Through the Looking Glass Children's Book Reviews

George Washington Carver: An Innovative Life

George Washington Carver: An Innovative Life

Elizabeth MacLeod
Nonfiction  Series
For ages 8 to 12
Kids Can Press, 2007   ISBN: 978-1553379065

George was the youngest son of a slave woman who lived and worked on a farm in Missouri. When he was just a baby his mother was kidnapped by slave raiders. He was taken too but for some reason his mother’s captors decided not to keep him and he was later found by Moses Carver, his mother’s master. Moses and his wife raised George and his older brother, treating them with kindness and educating George. When they saw that George wanted to go to school they allowed him to leave their home and to go to a nearby town. To pay for his keep George got a job cleaning laundry.

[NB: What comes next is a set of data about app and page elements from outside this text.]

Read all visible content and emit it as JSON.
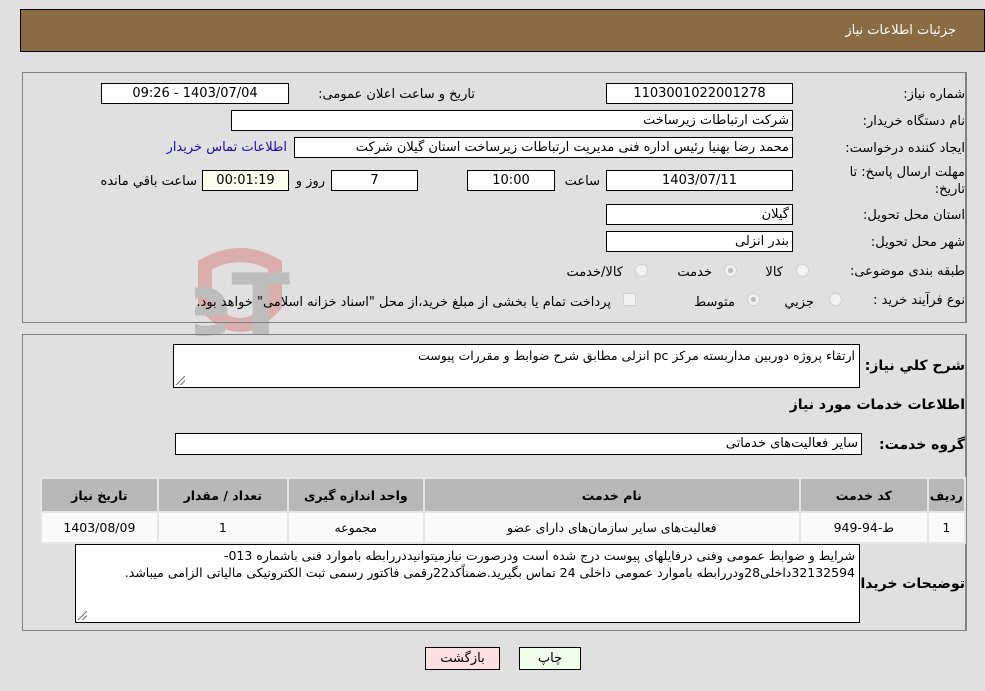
{
  "header": {
    "title": "جزئیات اطلاعات نیاز"
  },
  "fields": {
    "need_number_label": "شماره نیاز:",
    "need_number": "1103001022001278",
    "announce_label": "تاریخ و ساعت اعلان عمومی:",
    "announce_value": "1403/07/04 - 09:26",
    "buyer_org_label": "نام دستگاه خریدار:",
    "buyer_org": "شرکت ارتباطات زیرساخت",
    "creator_label": "ایجاد کننده درخواست:",
    "creator": "محمد رضا بهنیا رئیس اداره فنی مدیریت ارتباطات زیرساخت استان گیلان شرکت",
    "buyer_contact_link": "اطلاعات تماس خریدار",
    "deadline_label_line1": "مهلت ارسال پاسخ: تا",
    "deadline_label_line2": "تاریخ:",
    "deadline_date": "1403/07/11",
    "time_label": "ساعت",
    "deadline_time": "10:00",
    "days": "7",
    "days_label": "روز و",
    "remaining_time": "00:01:19",
    "remaining_label": "ساعت باقي مانده",
    "province_label": "استان محل تحویل:",
    "province": "گیلان",
    "city_label": "شهر محل تحویل:",
    "city": "بندر انزلی",
    "category_label": "طبقه بندی موضوعی:",
    "category_options": [
      {
        "label": "کالا",
        "checked": false
      },
      {
        "label": "خدمت",
        "checked": true
      },
      {
        "label": "کالا/خدمت",
        "checked": false
      }
    ],
    "process_label": "نوع فرآیند خرید :",
    "process_options": [
      {
        "label": "جزيي",
        "checked": false
      },
      {
        "label": "متوسط",
        "checked": true
      }
    ],
    "treasury_checkbox_label": "پرداخت تمام یا بخشی از مبلغ خرید،از محل \"اسناد خزانه اسلامی\" خواهد بود.",
    "treasury_checked": false
  },
  "description": {
    "label": "شرح کلي نیاز:",
    "value": "ارتقاء پروژه دوربین مداربسته مرکز pc انزلی مطابق شرح ضوابط و مقررات پیوست"
  },
  "services_section": {
    "title": "اطلاعات خدمات مورد نیاز",
    "group_label": "گروه خدمت:",
    "group_value": "سایر فعالیت‌های خدماتی"
  },
  "table": {
    "headers": [
      "ردیف",
      "کد خدمت",
      "نام خدمت",
      "واحد اندازه گیری",
      "تعداد / مقدار",
      "تاریخ نیاز"
    ],
    "rows": [
      [
        "1",
        "ط-94-949",
        "فعالیت‌های سایر سازمان‌های دارای عضو",
        "مجموعه",
        "1",
        "1403/08/09"
      ]
    ]
  },
  "buyer_notes": {
    "label": "توضیحات خریدار:",
    "value": "شرایط و ضوابط عمومی وفنی درفایلهای پیوست درج شده است ودرصورت نیازمیتوانیددررابطه باموارد فنی باشماره 013-32132594داخلی28ودررابطه باموارد عمومی داخلی 24 تماس  بگیرید.ضمناًکد22رقمی فاکتور رسمی ثبت الکترونیکی مالیاتی الزامی میباشد."
  },
  "buttons": {
    "print": "چاپ",
    "back": "بازگشت"
  },
  "colors": {
    "header_bg": "#8b6b42",
    "print_bg": "#efffea",
    "back_bg": "#ffe0e0",
    "link": "#1a0dab",
    "remaining_bg": "#ffffee"
  }
}
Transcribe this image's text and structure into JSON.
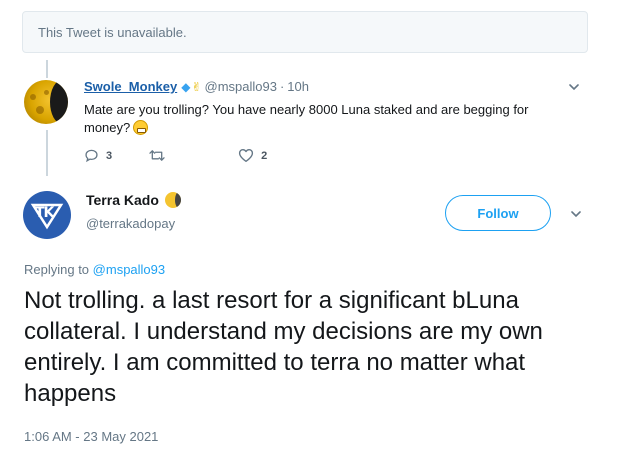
{
  "unavailable_notice": "This Tweet is unavailable.",
  "reply": {
    "name": "Swole_Monkey",
    "badges": [
      "gem-icon",
      "raising-hands-icon"
    ],
    "handle": "@mspallo93",
    "separator": "·",
    "time": "10h",
    "text": "Mate are you trolling? You have nearly 8000 Luna staked and are begging for money?",
    "emoji": "grimacing-face-icon",
    "counts": {
      "replies": "3",
      "retweets": "",
      "likes": "2"
    }
  },
  "tweet": {
    "name": "Terra Kado",
    "name_emoji": "moon-icon",
    "handle": "@terrakadopay",
    "follow_label": "Follow",
    "replying_prefix": "Replying to",
    "replying_handle": "@mspallo93",
    "text": "Not trolling. a last resort for a significant bLuna collateral. I understand my decisions are my own entirely. I am committed to terra no matter what happens",
    "timestamp": "1:06 AM - 23 May 2021"
  },
  "colors": {
    "accent": "#1da1f2",
    "link_dark": "#1b5fa8",
    "muted": "#657786",
    "text": "#14171a"
  }
}
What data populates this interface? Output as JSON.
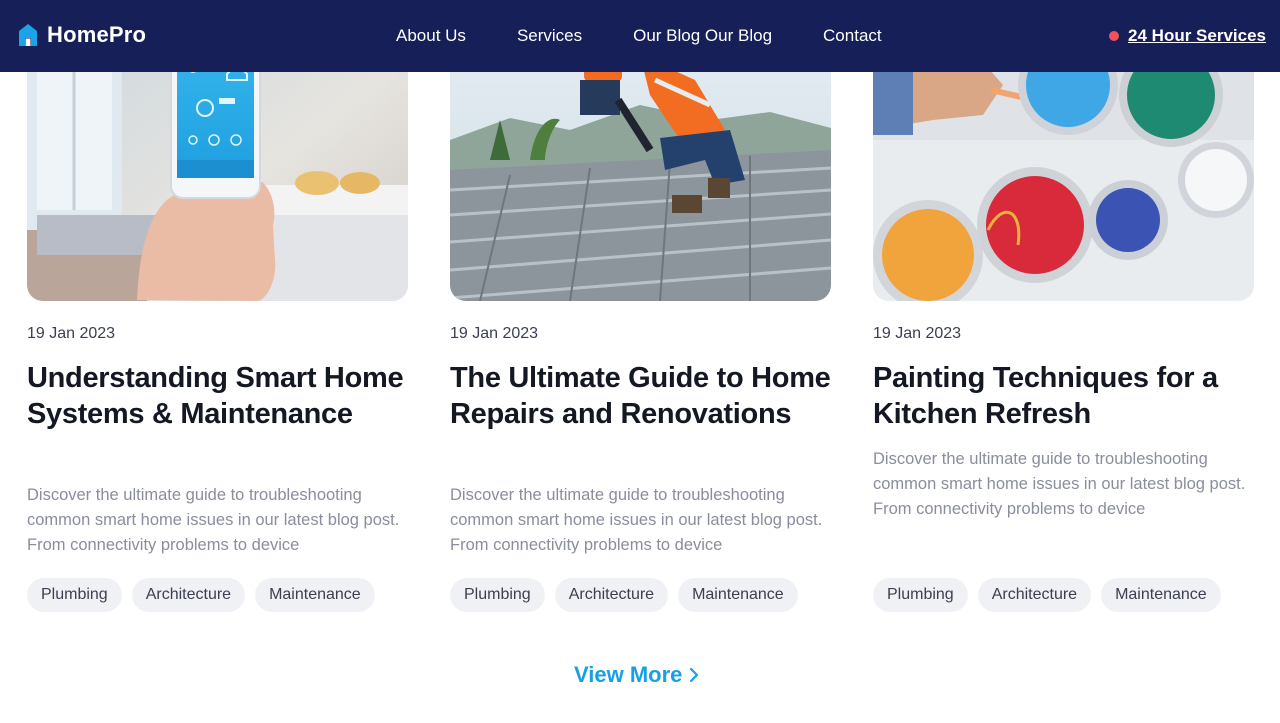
{
  "brand": {
    "name": "HomePro",
    "icon": "house-logo-icon",
    "accent": "#1aa3e8"
  },
  "nav": {
    "links": [
      {
        "label": "About Us"
      },
      {
        "label": "Services"
      },
      {
        "label": "Our Blog Our Blog"
      },
      {
        "label": "Contact"
      }
    ],
    "hours_label": "24 Hour Services",
    "hours_dot_color": "#f1525b",
    "background": "#161f57"
  },
  "posts": [
    {
      "image": "smartphone-smart-home-app-photo",
      "date": "19 Jan 2023",
      "title": "Understanding Smart Home Systems & Maintenance",
      "excerpt": "Discover the ultimate guide to troubleshooting common smart home issues in our latest blog post. From connectivity problems to device",
      "tags": [
        "Plumbing",
        "Architecture",
        "Maintenance"
      ]
    },
    {
      "image": "roof-workers-photo",
      "date": "19 Jan 2023",
      "title": "The Ultimate Guide to Home Repairs and Renovations",
      "excerpt": "Discover the ultimate guide to troubleshooting common smart home issues in our latest blog post. From connectivity problems to device",
      "tags": [
        "Plumbing",
        "Architecture",
        "Maintenance"
      ]
    },
    {
      "image": "paint-cans-photo",
      "date": "19 Jan 2023",
      "title": "Painting Techniques for a Kitchen Refresh",
      "excerpt": "Discover the ultimate guide to troubleshooting common smart home issues in our latest blog post. From connectivity problems to device",
      "tags": [
        "Plumbing",
        "Architecture",
        "Maintenance"
      ]
    }
  ],
  "view_more": {
    "label": "View More",
    "icon": "chevron-right-icon",
    "color": "#18a0e6"
  }
}
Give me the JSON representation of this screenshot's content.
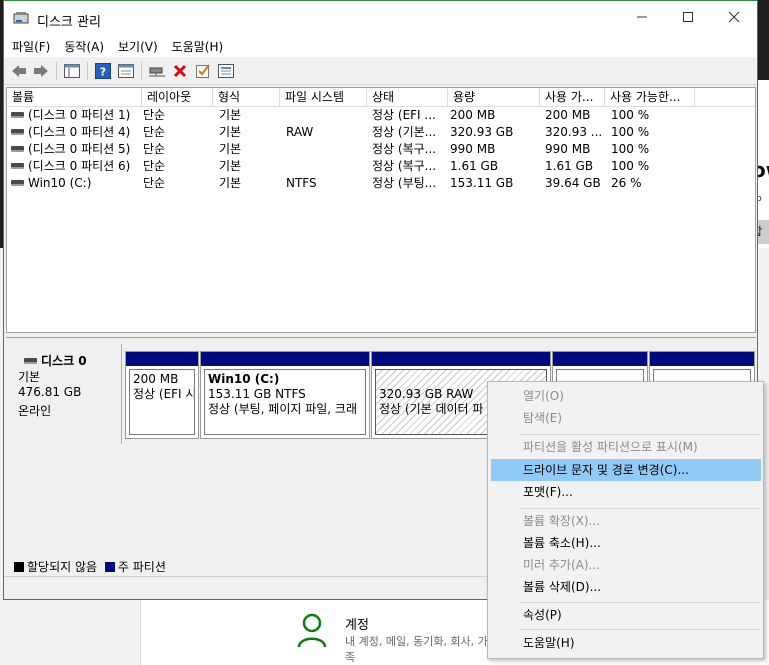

This was to be the pattern for some years. George would find another school to attend and he would work while he furthered his education. Finally in 1890 he was able to go to college. He was older than most of the other students but he didn’t mind. He concentrated on his studies and it was while he was in this college that his art teacher suggested that he should study botany and agriculture. She felt that George would be able to make a better living in that field than if he tried to make his way in the world as an artist. And so George transferred to Iowa State College and did so well that he went on to get a graduate degree. When it was time to leave the college George’s skills as an agriculturalist was well known and many schools wanted him to be a professor in their institution. George ended up picking the Tuskegee Normal and Industrial Institute.

For the rest of his life George Washington Carver worked and taught at this school, and he was not only a much loved teacher but he was also an excellent researcher and scientist. Today George Washington Carver is often remembered for this work with peanuts but what many people forget is that the whole point of his work was to give farmers the tools to be more successful and profitable. More than anything he wanted to help farmers raise better crops so that they could provide for their families. He encouraged farmers to rotate their crops so that the soil would not be depleted and he suggested that they grow peanuts and soybeans as well as cotton. Then he showed the world that peanuts and sweet potatoes were excellent cash crops because both sweet potatoes and peanuts could be used to make all sorts of things.

In this engaging title from the Snapshots series the author tells George Washington Carver’s story with verve and enthusiasm. A scrapbook like format with lots of annotated illustrations makes the book not only interesting to read but also enjoyable to look through.